### Problem statement
Within the material below, find each line bearing the word "this" and present it.

### Data supplied
☆ ☆ ☆ ☆

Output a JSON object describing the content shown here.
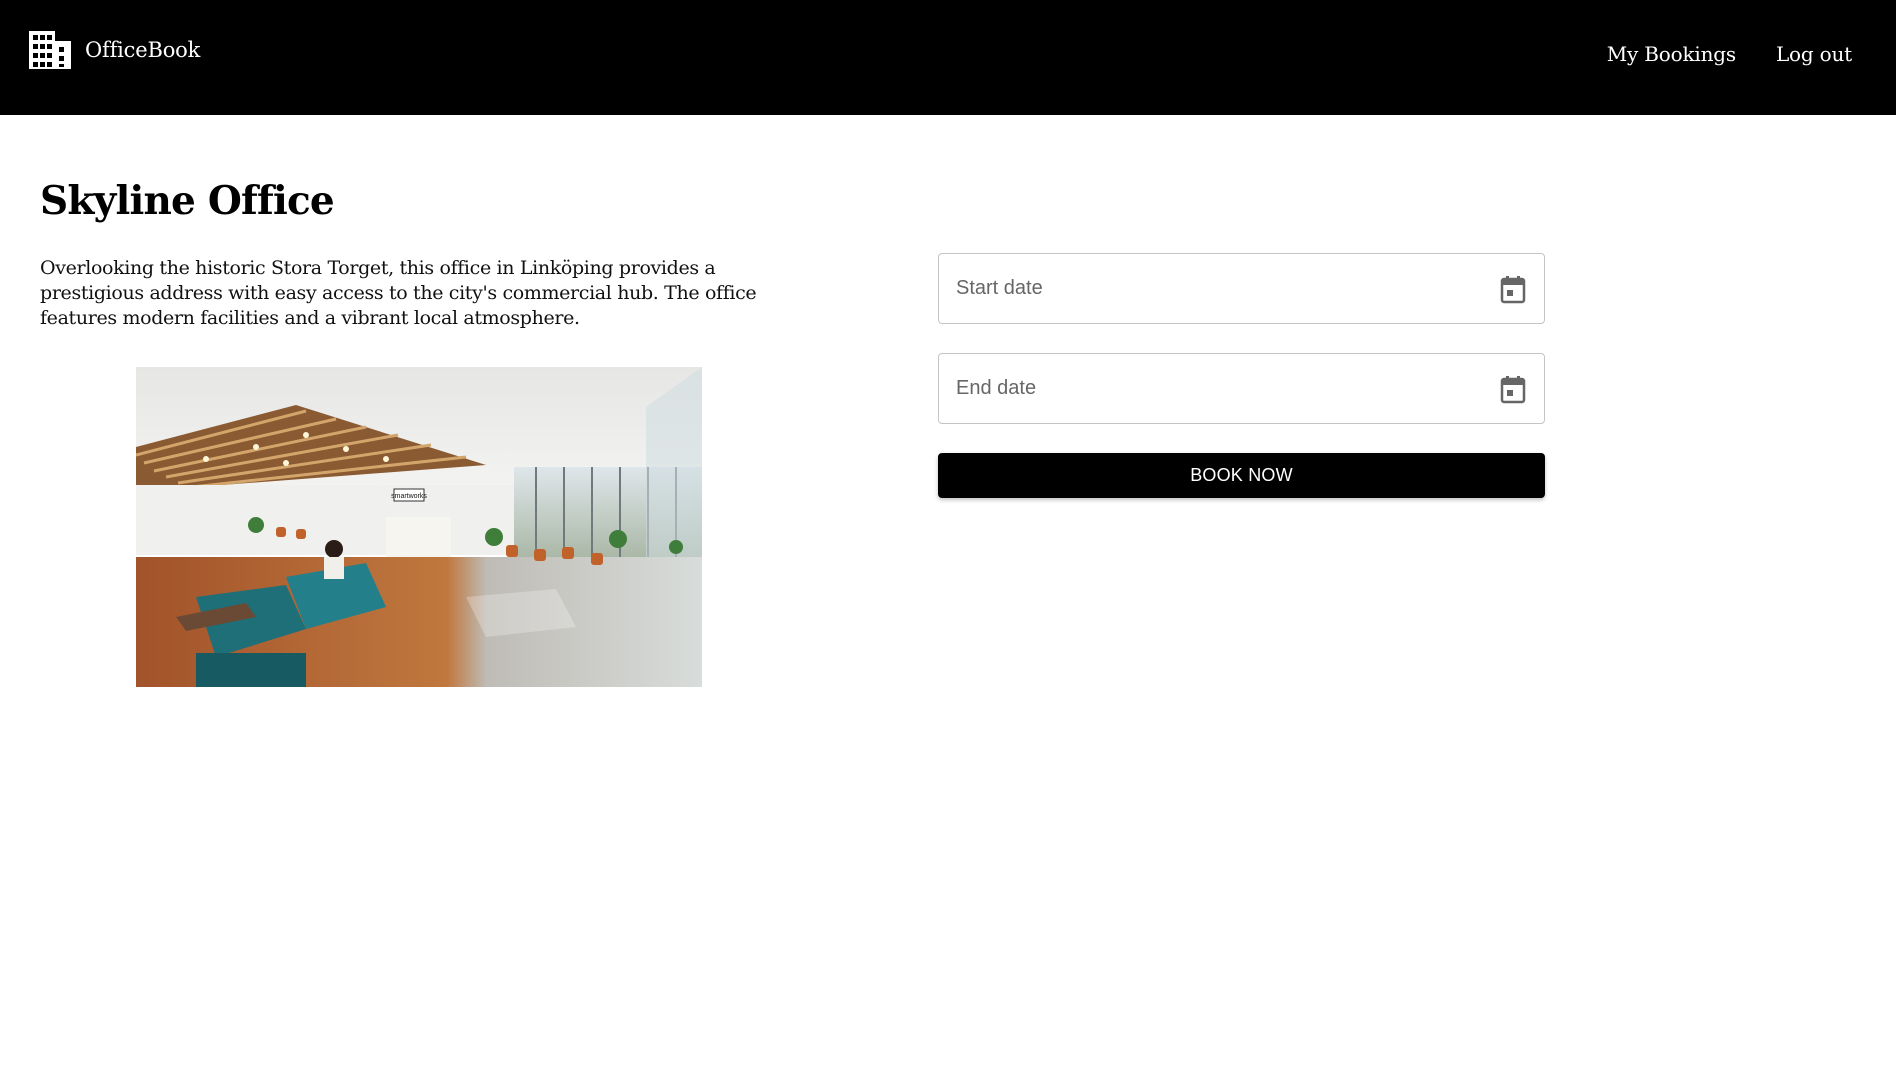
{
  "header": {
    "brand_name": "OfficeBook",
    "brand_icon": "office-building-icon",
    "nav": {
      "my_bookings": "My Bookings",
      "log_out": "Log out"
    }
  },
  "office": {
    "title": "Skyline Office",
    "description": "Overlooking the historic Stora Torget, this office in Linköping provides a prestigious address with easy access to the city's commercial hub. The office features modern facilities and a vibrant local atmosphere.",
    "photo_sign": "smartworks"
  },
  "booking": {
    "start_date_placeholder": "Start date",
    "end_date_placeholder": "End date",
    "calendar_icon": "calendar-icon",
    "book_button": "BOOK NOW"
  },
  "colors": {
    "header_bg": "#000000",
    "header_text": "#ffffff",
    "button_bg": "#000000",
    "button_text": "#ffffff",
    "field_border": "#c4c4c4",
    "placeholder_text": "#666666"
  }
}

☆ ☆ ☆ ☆

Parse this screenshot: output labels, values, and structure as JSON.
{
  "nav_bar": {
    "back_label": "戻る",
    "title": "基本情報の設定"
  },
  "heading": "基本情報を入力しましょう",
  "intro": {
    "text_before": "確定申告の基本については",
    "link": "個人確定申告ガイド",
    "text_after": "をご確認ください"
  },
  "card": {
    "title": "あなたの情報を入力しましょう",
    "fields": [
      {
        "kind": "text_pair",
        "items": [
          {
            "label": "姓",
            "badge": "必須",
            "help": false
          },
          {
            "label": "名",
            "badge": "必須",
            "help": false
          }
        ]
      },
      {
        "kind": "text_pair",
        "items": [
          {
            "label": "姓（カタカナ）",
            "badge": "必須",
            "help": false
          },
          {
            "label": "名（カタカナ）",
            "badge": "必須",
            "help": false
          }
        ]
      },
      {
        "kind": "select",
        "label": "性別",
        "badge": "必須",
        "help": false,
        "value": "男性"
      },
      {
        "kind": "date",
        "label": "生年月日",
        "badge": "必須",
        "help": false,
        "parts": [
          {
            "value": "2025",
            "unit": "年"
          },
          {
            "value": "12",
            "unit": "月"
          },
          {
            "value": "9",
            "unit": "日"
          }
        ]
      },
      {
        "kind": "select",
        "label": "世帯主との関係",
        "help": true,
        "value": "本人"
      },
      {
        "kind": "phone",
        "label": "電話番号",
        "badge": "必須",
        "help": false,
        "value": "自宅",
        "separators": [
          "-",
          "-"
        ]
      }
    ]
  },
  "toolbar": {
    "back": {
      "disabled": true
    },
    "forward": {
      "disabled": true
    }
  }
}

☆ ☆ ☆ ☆

### Written response
    "description": "Overlooking the historic Stora Torget, this office in Linköping provides a prestigious address with easy access to the city's commercial hub. The office features modern facilities and a vibrant local atmosphere.",
Parse this screenshot: output labels, values, and structure as JSON.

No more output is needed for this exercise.